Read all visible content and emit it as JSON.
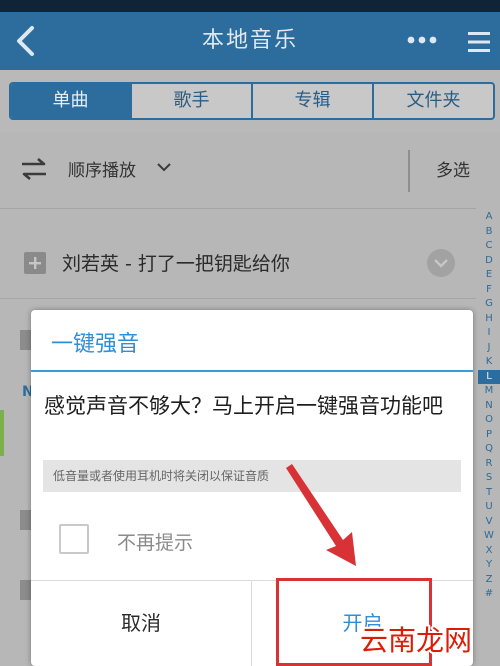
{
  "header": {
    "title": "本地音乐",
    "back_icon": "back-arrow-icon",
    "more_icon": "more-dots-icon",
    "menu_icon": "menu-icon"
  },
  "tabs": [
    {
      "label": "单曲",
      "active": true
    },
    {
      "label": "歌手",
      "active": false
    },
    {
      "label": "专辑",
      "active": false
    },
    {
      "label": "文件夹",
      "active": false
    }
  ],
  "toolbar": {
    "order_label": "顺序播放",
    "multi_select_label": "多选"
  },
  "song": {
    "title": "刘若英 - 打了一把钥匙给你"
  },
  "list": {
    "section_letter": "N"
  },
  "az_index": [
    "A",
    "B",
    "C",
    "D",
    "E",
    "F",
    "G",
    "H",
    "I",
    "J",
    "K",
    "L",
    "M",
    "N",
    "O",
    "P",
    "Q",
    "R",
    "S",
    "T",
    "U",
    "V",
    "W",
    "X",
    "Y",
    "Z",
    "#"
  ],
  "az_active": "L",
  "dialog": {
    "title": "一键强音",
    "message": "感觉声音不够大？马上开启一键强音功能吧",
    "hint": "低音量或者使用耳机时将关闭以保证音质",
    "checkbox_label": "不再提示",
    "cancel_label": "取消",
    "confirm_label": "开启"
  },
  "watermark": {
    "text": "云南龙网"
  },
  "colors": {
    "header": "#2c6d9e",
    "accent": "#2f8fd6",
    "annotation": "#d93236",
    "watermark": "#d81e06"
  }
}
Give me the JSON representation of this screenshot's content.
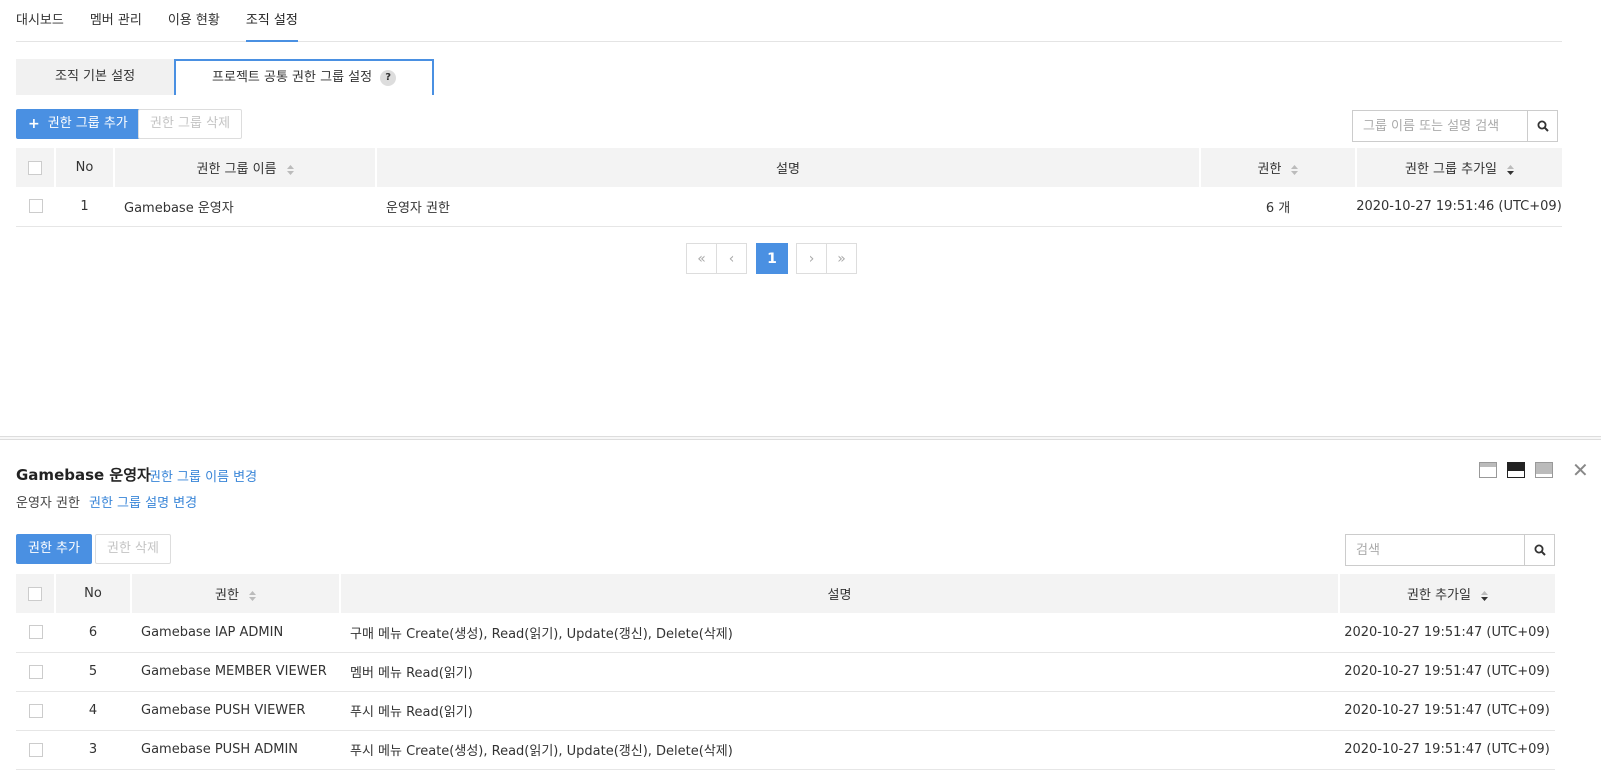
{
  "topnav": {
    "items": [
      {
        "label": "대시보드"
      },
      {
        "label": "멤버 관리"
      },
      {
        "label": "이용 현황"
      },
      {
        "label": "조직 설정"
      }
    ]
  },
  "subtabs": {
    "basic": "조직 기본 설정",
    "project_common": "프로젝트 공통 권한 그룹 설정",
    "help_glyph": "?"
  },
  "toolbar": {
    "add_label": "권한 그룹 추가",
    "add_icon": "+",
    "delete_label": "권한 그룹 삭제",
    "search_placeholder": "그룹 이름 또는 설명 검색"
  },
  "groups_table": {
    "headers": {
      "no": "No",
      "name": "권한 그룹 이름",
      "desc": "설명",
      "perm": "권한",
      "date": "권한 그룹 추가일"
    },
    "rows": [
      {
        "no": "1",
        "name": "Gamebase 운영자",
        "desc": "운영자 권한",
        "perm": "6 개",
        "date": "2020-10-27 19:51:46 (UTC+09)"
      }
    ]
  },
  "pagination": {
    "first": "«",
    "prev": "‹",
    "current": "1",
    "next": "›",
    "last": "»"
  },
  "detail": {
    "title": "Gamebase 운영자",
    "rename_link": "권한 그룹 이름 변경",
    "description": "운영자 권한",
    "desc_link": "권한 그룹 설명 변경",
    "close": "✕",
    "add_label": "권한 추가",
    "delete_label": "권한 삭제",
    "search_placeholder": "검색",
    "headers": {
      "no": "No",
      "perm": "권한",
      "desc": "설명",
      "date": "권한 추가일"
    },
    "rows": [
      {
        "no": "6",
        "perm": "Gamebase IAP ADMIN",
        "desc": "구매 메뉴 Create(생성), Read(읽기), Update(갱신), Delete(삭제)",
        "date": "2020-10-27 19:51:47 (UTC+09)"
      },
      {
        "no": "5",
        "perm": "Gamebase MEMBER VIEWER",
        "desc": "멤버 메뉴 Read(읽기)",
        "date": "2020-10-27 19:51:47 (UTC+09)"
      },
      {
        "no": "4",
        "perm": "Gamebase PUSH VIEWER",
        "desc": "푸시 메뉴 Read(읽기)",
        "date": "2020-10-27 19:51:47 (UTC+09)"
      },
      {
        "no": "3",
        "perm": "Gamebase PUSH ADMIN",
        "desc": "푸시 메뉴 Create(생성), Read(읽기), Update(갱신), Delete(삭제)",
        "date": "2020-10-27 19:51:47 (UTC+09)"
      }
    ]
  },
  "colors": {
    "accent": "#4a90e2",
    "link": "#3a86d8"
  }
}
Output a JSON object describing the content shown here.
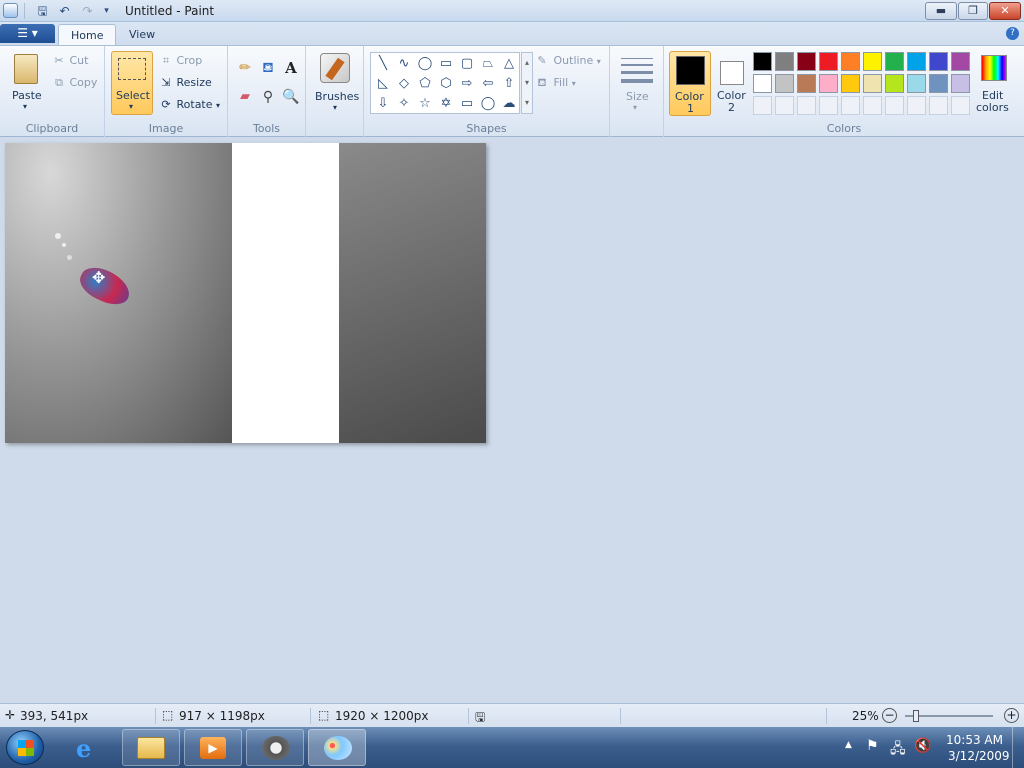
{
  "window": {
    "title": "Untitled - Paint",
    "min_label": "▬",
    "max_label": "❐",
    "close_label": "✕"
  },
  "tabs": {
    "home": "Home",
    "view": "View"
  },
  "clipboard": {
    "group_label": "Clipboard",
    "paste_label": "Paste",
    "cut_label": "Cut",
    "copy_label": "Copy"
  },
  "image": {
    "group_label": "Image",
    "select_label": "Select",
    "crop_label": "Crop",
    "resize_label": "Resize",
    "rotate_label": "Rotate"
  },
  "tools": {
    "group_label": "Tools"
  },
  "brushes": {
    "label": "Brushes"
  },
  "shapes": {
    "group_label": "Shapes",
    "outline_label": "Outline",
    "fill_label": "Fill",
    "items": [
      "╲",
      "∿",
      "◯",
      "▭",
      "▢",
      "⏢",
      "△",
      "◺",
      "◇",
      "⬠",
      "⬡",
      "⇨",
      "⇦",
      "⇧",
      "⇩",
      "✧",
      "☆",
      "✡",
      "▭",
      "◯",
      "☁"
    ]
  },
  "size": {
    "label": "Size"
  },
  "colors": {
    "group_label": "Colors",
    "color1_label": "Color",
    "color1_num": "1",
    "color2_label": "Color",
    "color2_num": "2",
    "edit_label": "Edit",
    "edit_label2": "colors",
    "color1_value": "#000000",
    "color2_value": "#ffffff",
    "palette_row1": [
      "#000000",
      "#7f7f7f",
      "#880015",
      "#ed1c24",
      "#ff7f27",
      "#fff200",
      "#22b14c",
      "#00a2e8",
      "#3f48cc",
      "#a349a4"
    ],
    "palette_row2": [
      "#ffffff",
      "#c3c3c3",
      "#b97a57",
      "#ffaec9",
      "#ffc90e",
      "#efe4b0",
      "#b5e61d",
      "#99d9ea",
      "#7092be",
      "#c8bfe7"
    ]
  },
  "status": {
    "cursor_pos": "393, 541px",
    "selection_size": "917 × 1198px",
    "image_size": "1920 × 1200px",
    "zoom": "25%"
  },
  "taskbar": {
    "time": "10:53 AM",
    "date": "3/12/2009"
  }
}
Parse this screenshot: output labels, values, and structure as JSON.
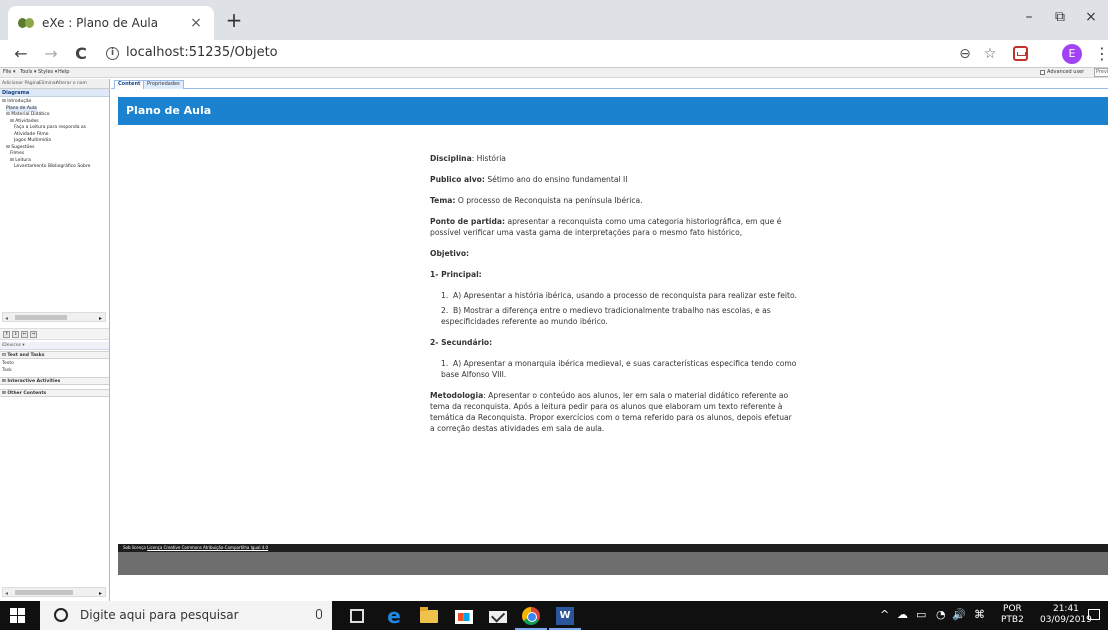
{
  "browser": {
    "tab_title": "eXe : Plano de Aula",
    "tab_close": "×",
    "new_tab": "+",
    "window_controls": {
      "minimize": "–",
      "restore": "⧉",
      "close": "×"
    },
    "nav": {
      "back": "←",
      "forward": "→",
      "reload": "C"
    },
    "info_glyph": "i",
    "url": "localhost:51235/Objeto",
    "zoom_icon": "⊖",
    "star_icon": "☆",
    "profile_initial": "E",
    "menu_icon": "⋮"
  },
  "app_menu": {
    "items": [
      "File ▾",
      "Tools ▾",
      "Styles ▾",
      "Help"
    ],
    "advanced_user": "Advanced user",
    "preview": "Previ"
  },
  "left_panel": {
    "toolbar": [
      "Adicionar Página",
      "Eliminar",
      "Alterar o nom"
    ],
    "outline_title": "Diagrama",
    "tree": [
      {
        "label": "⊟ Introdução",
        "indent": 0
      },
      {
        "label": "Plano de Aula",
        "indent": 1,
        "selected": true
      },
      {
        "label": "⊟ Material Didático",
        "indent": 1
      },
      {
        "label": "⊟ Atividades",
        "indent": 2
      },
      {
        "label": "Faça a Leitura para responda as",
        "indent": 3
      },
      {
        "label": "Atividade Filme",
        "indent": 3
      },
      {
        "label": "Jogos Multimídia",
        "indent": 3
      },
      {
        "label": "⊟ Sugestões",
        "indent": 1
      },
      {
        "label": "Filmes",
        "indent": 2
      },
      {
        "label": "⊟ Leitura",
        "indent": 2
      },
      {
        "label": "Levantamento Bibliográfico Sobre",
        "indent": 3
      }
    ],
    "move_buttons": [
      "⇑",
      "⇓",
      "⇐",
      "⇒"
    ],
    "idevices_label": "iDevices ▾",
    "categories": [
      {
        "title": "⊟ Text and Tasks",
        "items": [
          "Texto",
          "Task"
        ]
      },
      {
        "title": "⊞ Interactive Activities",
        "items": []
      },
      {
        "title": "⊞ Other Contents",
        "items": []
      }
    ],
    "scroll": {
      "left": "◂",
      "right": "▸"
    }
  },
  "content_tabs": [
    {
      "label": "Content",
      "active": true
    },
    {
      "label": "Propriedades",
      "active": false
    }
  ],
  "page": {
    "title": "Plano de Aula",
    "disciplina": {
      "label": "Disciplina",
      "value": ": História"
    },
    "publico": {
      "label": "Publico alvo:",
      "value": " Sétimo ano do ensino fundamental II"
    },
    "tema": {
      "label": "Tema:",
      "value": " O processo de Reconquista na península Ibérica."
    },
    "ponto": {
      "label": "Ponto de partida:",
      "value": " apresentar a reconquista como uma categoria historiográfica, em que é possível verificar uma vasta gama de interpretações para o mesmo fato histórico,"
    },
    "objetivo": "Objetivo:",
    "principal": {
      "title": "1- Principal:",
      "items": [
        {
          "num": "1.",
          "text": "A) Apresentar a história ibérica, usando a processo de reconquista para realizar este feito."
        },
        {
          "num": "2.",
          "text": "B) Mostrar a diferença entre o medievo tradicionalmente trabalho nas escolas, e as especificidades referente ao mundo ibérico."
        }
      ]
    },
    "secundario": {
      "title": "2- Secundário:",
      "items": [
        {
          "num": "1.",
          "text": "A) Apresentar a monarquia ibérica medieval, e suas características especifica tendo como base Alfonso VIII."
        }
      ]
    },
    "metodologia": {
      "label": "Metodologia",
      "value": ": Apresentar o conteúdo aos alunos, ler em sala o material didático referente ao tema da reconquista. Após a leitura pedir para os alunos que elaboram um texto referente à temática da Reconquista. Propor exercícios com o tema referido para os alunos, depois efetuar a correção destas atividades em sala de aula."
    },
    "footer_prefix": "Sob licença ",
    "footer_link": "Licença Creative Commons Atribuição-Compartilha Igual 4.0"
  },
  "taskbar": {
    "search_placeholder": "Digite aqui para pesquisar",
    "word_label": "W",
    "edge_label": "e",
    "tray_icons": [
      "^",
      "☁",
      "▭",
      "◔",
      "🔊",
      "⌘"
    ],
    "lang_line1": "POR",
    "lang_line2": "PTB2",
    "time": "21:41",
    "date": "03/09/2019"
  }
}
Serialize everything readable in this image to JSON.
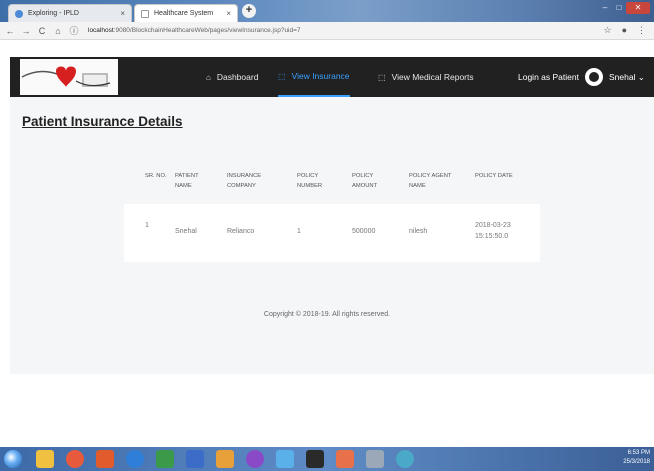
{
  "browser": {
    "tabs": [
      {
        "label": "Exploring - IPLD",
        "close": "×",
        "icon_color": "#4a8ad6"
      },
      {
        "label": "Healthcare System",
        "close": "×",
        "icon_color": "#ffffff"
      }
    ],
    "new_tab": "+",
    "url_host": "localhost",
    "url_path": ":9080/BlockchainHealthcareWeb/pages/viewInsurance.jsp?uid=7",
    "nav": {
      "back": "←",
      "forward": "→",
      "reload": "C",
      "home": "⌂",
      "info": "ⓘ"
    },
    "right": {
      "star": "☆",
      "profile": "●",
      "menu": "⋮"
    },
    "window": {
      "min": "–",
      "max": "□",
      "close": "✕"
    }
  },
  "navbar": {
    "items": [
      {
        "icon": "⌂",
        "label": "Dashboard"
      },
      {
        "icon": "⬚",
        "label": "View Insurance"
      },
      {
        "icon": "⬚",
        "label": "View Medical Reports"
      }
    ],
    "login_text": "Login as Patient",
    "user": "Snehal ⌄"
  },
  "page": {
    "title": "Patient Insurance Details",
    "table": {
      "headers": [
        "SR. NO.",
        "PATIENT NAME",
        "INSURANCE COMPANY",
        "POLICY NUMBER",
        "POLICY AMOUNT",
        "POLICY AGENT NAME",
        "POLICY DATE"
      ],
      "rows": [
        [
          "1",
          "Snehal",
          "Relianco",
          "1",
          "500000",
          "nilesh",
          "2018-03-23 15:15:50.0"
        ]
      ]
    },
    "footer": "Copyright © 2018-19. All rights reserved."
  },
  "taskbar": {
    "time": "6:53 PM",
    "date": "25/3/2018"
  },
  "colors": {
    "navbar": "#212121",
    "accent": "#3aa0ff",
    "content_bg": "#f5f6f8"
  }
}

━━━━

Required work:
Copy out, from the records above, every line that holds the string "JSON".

Output below:
Read all visible content and emit it as JSON.
Give me the JSON representation of this screenshot's content.
Output a JSON object describing the content shown here.
Parse this screenshot: output labels, values, and structure as JSON.
Serialize everything readable in this image to JSON.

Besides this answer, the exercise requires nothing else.